To open a restaurant, you need the concept, location, connections, funds and courage to make it happen. Or do you?
Taste Test York is trying to make the path to starting a restaurant a little less rocky by providing mentorship and a safety net. This kitchen incubator helps reduce the risk by helping aspiring restaurateurs hone in on their brand, concept and issues in an educational way.
Taste Test encompasses two pop-up shop locations, including the audition space and the restaurant and bar, as well as an outdoor bar and eating area known as the cantina. While the audition and restaurant space can house completely separate concepts, they both have one thing in common. Each menu has a QR code and a call to action requesting that customers provide feedback via an online survey about the food, service, experience and what could be done better.
That’s because, unlike a traditional restaurant, Taste Test York is a space for restaurateurs to test concepts and ideas for a short period of time without the financial burden or risk of opening a restaurant on their own.
Allison Witherow is chief marketing officer of ONE Hospitality and co-owner of Taste Test York. Her brand development and marketing expertise make up one-quarter of Taste Test’s mentorship team.
The rest of the team includes co-owner Toni Calderone, owner of Tutoni’s Restaurant and president of Taste Test, Robert Faucette, the director of operations, and Jordan Pfaultz, the director of finance.
Together, these seasoned industry veterans provide aspiring restaurateurs with the knowledge, know-how and skills to get started.
Witherow explained the inception of their unique business venture.
“[Calderone] had such a difficult time getting her restaurant started,” she said. “She always says she heard the word ‘no’ from 17 different banks because restaurants have such a high failure rate that banks aren’t lending to them right now.”
After Calderone successfully received private funding and opened her first full-service operation, a whole new set of rookie mistakes ensued.
“So, we got to thinking one day, there must be a better way,” she said. “There must be a better way for somebody who doesn’t currently have a restaurant to enter the restaurant industry as an owner. Both by getting financing, but also just a way for them to make all of their mistakes before it’s too late.”

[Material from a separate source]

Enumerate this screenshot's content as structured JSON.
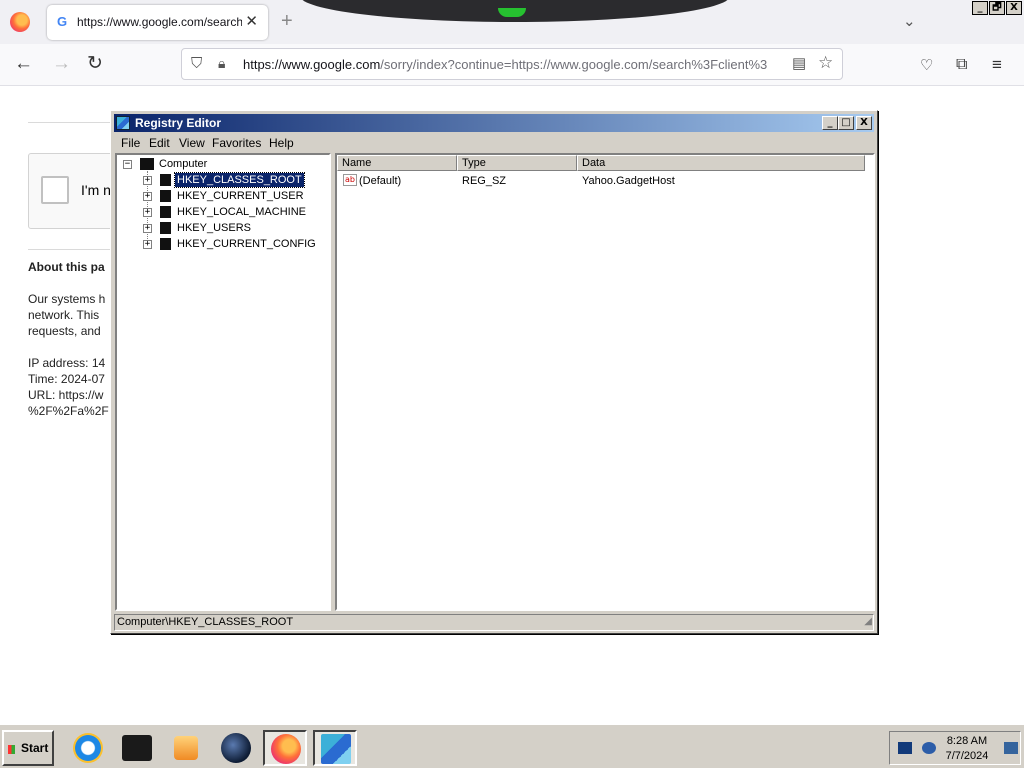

Instead of having aspiring restaurateurs put their livelihoods, houses or futures on the line, Witherow and Calderone put their local connections to the test.
Fast-forward almost two years, and Taste Test has proven itself to be a staple in downtown York’s food scene. Chefs and entrepreneurs alike come to pitch their ideas to the four mentors in hopes of landing a spot in the audition space. From there, they are given one month, with a minimum of 15 days of service, to flesh out their concept and captivate local audiences.
The best part? Besides the guidance of four local experts, participants are given an opportunity to run with their concept without having to front the money.
“We actually are willing to put food costs up front so you don’t have to,” Witherow said.
For local chefs and restaurateurs, this concept has been a game-changer.
Chef Brando Diaz and his partner, Anisa Diaczun own Paco’s, a taco shop concept that’s been in Taste Test three times over the past year and will be back this month.
A former cook at Tutoni’s, Diaz explained the importance of this concept to him.
“[Tutoni’s] was probably the highest level of cooking I could get at, but it wasn’t what I wanted to cook,” he said. “It wasn’t Mexican. It wasn’t the things I wanted to learn.”
From the inception of a basic taco shop offering hand-pressed tortillas with meat and cilantro, Paco’s has transformed into a locally sourced, signature taco-based concept featuring exotic and authentic Mexican flavors.
“Our first pop up was completely different than our current pop up,” Diaz said.
Through Taste Test, Paco’s has created a following of customers eagerly awaiting their next move.
This is especially important because the co-owners of Taste Test and aspiring restaurateurs agree that customer feedback is one of the most important learning tools.
“We like Taste Test so much because it’s about the feedback,” Diaczun said. “We like getting the ideas of other people. What the customers like, what the area around you is like, it’s all really helpful.”
And, according to Witherow, it’s not just Paco’s that’s gaining local attention.
Known affectionately as “taste testers,” locals enjoy playing critic for the day as they try out every new concept that comes through the door.
“We’ve actually been blown away by the number of people who want to support Taste Test just because of the process, and they want to be invested in what’s happening next in downtown York,” said Witherow.
Taste Test is currently located only in York, and it will likely stay there for the time being. However, expansion is possible.
“What we would like to do is be able to distill our concept even further into other cities our size,” Witherow said. “Because what we want to do is use this as a revitalization tool for towns that are able to revitalize themselves through food because food brings people and different cultures together.”
Taste Test York is located at 101-105 S. Duke St., York. For more information, visit www.tastetestyork.com. Also follow Paco’s on Instagram at PacosTacos717.